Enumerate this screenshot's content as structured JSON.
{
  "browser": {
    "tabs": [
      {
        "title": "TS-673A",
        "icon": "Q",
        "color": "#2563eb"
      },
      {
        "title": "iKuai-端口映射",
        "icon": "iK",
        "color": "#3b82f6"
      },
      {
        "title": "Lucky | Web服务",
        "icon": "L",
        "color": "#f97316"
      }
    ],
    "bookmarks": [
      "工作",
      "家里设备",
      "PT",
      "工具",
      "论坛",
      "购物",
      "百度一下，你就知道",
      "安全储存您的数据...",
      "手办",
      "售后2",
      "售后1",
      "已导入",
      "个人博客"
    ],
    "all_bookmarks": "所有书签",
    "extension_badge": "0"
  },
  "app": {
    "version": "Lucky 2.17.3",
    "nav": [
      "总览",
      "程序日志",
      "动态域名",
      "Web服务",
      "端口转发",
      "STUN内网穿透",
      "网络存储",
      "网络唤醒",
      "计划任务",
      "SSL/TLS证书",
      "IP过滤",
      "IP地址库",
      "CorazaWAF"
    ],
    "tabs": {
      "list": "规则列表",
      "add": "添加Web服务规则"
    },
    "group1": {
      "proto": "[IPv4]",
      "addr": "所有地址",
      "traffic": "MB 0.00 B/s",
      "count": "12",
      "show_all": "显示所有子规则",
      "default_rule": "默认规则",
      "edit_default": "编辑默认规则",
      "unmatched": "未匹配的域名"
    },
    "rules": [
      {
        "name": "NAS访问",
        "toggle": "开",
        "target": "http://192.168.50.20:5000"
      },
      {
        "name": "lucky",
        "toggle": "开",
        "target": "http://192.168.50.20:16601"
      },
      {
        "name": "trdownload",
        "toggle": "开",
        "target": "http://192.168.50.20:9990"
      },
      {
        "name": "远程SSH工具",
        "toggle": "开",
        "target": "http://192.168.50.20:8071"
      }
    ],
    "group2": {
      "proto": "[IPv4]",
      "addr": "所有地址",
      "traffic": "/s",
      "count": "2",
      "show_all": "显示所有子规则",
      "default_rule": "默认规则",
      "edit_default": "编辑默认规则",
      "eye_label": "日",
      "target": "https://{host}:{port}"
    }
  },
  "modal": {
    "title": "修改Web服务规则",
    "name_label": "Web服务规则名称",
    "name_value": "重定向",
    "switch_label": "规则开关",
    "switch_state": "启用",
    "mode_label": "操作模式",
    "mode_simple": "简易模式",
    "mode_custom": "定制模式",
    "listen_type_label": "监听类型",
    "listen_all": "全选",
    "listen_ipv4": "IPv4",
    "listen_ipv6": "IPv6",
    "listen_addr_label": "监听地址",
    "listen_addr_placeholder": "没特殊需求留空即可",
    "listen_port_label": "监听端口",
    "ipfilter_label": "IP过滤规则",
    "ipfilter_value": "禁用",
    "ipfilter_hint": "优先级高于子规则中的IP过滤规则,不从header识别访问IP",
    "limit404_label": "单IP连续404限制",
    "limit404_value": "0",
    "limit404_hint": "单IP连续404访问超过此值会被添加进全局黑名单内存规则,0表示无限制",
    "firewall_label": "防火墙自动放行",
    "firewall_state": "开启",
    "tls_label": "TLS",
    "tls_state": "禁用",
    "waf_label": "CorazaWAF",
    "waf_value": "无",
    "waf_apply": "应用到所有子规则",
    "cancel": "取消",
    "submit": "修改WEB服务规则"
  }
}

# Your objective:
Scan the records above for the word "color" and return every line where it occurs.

# Result below:
        "color": "#2563eb"
        "color": "#3b82f6"
        "color": "#f97316"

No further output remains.